> [Work item] Set down all of the entries exactly, leaving nothing out.

###

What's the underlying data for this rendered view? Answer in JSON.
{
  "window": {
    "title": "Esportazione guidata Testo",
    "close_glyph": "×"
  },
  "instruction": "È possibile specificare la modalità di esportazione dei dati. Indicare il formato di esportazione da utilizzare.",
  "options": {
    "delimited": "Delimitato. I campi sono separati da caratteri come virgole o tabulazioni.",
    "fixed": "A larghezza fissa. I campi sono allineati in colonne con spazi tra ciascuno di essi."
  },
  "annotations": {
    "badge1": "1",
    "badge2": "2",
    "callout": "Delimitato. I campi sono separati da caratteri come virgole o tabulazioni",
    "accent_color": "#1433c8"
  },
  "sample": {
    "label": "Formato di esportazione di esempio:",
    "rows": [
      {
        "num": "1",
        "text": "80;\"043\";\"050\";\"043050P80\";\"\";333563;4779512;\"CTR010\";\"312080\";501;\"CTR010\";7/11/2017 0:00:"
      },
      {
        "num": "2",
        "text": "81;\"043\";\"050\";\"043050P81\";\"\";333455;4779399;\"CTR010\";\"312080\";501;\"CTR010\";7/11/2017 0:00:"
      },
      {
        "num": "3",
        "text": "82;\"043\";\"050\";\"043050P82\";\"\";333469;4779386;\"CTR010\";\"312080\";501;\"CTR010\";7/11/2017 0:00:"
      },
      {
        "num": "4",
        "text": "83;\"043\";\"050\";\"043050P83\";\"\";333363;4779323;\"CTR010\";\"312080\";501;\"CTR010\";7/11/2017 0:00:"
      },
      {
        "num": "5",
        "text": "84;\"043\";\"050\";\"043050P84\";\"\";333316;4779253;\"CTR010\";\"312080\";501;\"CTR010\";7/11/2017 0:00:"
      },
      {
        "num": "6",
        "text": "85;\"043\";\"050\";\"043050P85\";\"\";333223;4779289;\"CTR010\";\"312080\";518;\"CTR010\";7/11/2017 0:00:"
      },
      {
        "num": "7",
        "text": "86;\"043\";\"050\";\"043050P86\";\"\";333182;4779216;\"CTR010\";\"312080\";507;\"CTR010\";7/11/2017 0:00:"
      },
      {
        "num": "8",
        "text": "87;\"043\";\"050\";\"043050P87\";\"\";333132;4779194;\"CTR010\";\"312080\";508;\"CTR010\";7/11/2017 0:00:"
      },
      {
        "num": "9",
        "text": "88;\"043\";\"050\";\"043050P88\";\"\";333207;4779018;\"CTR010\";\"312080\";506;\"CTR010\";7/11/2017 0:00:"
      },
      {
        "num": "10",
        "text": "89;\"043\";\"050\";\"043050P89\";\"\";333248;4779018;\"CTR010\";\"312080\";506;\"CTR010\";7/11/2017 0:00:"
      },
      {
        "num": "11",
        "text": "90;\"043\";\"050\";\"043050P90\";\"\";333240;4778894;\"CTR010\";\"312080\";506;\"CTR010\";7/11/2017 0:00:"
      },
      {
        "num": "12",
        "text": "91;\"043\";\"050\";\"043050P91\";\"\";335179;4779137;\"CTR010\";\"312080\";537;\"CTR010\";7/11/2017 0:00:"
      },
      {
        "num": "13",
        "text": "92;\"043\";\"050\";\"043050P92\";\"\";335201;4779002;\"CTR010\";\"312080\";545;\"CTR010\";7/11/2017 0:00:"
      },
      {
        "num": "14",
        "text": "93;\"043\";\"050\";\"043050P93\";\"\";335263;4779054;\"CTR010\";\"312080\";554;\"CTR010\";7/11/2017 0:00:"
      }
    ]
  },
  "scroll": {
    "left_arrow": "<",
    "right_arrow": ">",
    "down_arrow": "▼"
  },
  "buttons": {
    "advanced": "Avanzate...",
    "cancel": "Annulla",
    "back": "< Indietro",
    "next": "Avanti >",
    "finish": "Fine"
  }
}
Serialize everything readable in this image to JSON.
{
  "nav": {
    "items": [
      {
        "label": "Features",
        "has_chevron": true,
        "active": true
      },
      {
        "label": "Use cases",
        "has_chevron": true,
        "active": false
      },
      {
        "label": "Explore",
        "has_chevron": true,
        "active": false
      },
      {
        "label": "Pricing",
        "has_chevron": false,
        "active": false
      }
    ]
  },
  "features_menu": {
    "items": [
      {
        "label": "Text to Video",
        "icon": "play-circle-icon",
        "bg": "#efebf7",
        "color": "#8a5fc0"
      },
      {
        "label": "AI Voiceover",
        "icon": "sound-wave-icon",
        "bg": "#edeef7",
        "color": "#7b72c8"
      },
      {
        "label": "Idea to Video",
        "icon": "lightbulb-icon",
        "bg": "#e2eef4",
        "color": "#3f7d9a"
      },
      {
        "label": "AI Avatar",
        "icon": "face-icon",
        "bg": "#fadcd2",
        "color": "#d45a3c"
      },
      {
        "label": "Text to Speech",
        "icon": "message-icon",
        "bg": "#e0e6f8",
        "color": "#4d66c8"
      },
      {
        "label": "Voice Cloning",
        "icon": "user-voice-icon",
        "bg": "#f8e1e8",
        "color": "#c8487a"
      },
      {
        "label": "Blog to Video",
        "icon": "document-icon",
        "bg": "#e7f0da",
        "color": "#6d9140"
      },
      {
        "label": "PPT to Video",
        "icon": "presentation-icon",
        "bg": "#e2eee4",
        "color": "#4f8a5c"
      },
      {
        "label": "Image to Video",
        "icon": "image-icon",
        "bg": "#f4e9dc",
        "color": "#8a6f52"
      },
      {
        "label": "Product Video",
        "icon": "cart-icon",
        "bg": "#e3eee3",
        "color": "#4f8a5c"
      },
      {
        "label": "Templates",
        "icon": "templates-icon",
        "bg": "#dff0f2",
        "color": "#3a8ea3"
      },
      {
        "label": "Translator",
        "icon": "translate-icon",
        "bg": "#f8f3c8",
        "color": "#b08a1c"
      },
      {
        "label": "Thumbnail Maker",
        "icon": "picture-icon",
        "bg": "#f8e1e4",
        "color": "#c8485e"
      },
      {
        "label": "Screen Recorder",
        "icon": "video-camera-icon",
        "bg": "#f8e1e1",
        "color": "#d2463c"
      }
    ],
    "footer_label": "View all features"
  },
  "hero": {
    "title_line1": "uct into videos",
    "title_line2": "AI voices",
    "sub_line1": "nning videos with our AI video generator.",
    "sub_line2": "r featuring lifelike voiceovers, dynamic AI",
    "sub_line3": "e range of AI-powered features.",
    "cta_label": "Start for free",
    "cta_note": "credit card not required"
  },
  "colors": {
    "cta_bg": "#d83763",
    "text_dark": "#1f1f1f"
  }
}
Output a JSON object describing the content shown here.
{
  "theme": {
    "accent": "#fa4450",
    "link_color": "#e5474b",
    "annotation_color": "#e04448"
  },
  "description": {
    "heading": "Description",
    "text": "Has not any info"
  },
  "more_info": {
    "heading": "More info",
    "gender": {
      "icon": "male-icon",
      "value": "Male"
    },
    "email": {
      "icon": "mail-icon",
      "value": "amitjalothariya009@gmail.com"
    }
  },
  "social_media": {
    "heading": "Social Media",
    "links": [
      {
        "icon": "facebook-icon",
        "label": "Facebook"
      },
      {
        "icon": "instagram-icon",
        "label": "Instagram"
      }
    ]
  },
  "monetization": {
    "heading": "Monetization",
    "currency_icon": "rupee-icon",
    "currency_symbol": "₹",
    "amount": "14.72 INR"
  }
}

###

> [Output below]
What's the underlying data for this rendered view? Answer in JSON.
{
  "window": {
    "title": "Esportazione guidata Testo",
    "close_glyph": "×"
  },
  "instruction": "È possibile specificare la modalità di esportazione dei dati. Indicare il formato di esportazione da utilizzare.",
  "options": {
    "delimited": "Delimitato. I campi sono separati da caratteri come virgole o tabulazioni.",
    "fixed": "A larghezza fissa. I campi sono allineati in colonne con spazi tra ciascuno di essi."
  },
  "annotations": {
    "badge1": "1",
    "badge2": "2",
    "callout": "Delimitato. I campi sono separati da caratteri come virgole o tabulazioni",
    "accent_color": "#1433c8"
  },
  "sample": {
    "label": "Formato di esportazione di esempio:",
    "rows": [
      {
        "num": "1",
        "text": "80;\"043\";\"050\";\"043050P80\";\"\";333563;4779512;\"CTR010\";\"312080\";501;\"CTR010\";7/11/2017 0:00:"
      },
      {
        "num": "2",
        "text": "81;\"043\";\"050\";\"043050P81\";\"\";333455;4779399;\"CTR010\";\"312080\";501;\"CTR010\";7/11/2017 0:00:"
      },
      {
        "num": "3",
        "text": "82;\"043\";\"050\";\"043050P82\";\"\";333469;4779386;\"CTR010\";\"312080\";501;\"CTR010\";7/11/2017 0:00:"
      },
      {
        "num": "4",
        "text": "83;\"043\";\"050\";\"043050P83\";\"\";333363;4779323;\"CTR010\";\"312080\";501;\"CTR010\";7/11/2017 0:00:"
      },
      {
        "num": "5",
        "text": "84;\"043\";\"050\";\"043050P84\";\"\";333316;4779253;\"CTR010\";\"312080\";501;\"CTR010\";7/11/2017 0:00:"
      },
      {
        "num": "6",
        "text": "85;\"043\";\"050\";\"043050P85\";\"\";333223;4779289;\"CTR010\";\"312080\";518;\"CTR010\";7/11/2017 0:00:"
      },
      {
        "num": "7",
        "text": "86;\"043\";\"050\";\"043050P86\";\"\";333182;4779216;\"CTR010\";\"312080\";507;\"CTR010\";7/11/2017 0:00:"
      },
      {
        "num": "8",
        "text": "87;\"043\";\"050\";\"043050P87\";\"\";333132;4779194;\"CTR010\";\"312080\";508;\"CTR010\";7/11/2017 0:00:"
      },
      {
        "num": "9",
        "text": "88;\"043\";\"050\";\"043050P88\";\"\";333207;4779018;\"CTR010\";\"312080\";506;\"CTR010\";7/11/2017 0:00:"
      },
      {
        "num": "10",
        "text": "89;\"043\";\"050\";\"043050P89\";\"\";333248;4779018;\"CTR010\";\"312080\";506;\"CTR010\";7/11/2017 0:00:"
      },
      {
        "num": "11",
        "text": "90;\"043\";\"050\";\"043050P90\";\"\";333240;4778894;\"CTR010\";\"312080\";506;\"CTR010\";7/11/2017 0:00:"
      },
      {
        "num": "12",
        "text": "91;\"043\";\"050\";\"043050P91\";\"\";335179;4779137;\"CTR010\";\"312080\";537;\"CTR010\";7/11/2017 0:00:"
      },
      {
        "num": "13",
        "text": "92;\"043\";\"050\";\"043050P92\";\"\";335201;4779002;\"CTR010\";\"312080\";545;\"CTR010\";7/11/2017 0:00:"
      },
      {
        "num": "14",
        "text": "93;\"043\";\"050\";\"043050P93\";\"\";335263;4779054;\"CTR010\";\"312080\";554;\"CTR010\";7/11/2017 0:00:"
      }
    ]
  },
  "scroll": {
    "left_arrow": "<",
    "right_arrow": ">",
    "down_arrow": "▼"
  },
  "buttons": {
    "advanced": "Avanzate...",
    "cancel": "Annulla",
    "back": "< Indietro",
    "next": "Avanti >",
    "finish": "Fine"
  }
}
Serialize everything readable in this image to JSON.
{
  "nav": {
    "items": [
      {
        "label": "Features",
        "has_chevron": true,
        "active": true
      },
      {
        "label": "Use cases",
        "has_chevron": true,
        "active": false
      },
      {
        "label": "Explore",
        "has_chevron": true,
        "active": false
      },
      {
        "label": "Pricing",
        "has_chevron": false,
        "active": false
      }
    ]
  },
  "features_menu": {
    "items": [
      {
        "label": "Text to Video",
        "icon": "play-circle-icon",
        "bg": "#efebf7",
        "color": "#8a5fc0"
      },
      {
        "label": "AI Voiceover",
        "icon": "sound-wave-icon",
        "bg": "#edeef7",
        "color": "#7b72c8"
      },
      {
        "label": "Idea to Video",
        "icon": "lightbulb-icon",
        "bg": "#e2eef4",
        "color": "#3f7d9a"
      },
      {
        "label": "AI Avatar",
        "icon": "face-icon",
        "bg": "#fadcd2",
        "color": "#d45a3c"
      },
      {
        "label": "Text to Speech",
        "icon": "message-icon",
        "bg": "#e0e6f8",
        "color": "#4d66c8"
      },
      {
        "label": "Voice Cloning",
        "icon": "user-voice-icon",
        "bg": "#f8e1e8",
        "color": "#c8487a"
      },
      {
        "label": "Blog to Video",
        "icon": "document-icon",
        "bg": "#e7f0da",
        "color": "#6d9140"
      },
      {
        "label": "PPT to Video",
        "icon": "presentation-icon",
        "bg": "#e2eee4",
        "color": "#4f8a5c"
      },
      {
        "label": "Image to Video",
        "icon": "image-icon",
        "bg": "#f4e9dc",
        "color": "#8a6f52"
      },
      {
        "label": "Product Video",
        "icon": "cart-icon",
        "bg": "#e3eee3",
        "color": "#4f8a5c"
      },
      {
        "label": "Templates",
        "icon": "templates-icon",
        "bg": "#dff0f2",
        "color": "#3a8ea3"
      },
      {
        "label": "Translator",
        "icon": "translate-icon",
        "bg": "#f8f3c8",
        "color": "#b08a1c"
      },
      {
        "label": "Thumbnail Maker",
        "icon": "picture-icon",
        "bg": "#f8e1e4",
        "color": "#c8485e"
      },
      {
        "label": "Screen Recorder",
        "icon": "video-camera-icon",
        "bg": "#f8e1e1",
        "color": "#d2463c"
      }
    ],
    "footer_label": "View all features"
  },
  "hero": {
    "title_line1": "uct into videos",
    "title_line2": "AI voices",
    "sub_line1": "nning videos with our AI video generator.",
    "sub_line2": "r featuring lifelike voiceovers, dynamic AI",
    "sub_line3": "e range of AI-powered features.",
    "cta_label": "Start for free",
    "cta_note": "credit card not required"
  },
  "colors": {
    "cta_bg": "#d83763",
    "text_dark": "#1f1f1f"
  }
}
Output a JSON object describing the content shown here.
{
  "theme": {
    "accent": "#fa4450",
    "link_color": "#e5474b",
    "annotation_color": "#e04448"
  },
  "description": {
    "heading": "Description",
    "text": "Has not any info"
  },
  "more_info": {
    "heading": "More info",
    "gender": {
      "icon": "male-icon",
      "value": "Male"
    },
    "email": {
      "icon": "mail-icon",
      "value": "amitjalothariya009@gmail.com"
    }
  },
  "social_media": {
    "heading": "Social Media",
    "links": [
      {
        "icon": "facebook-icon",
        "label": "Facebook"
      },
      {
        "icon": "instagram-icon",
        "label": "Instagram"
      }
    ]
  },
  "monetization": {
    "heading": "Monetization",
    "currency_icon": "rupee-icon",
    "currency_symbol": "₹",
    "amount": "14.72 INR"
  }
}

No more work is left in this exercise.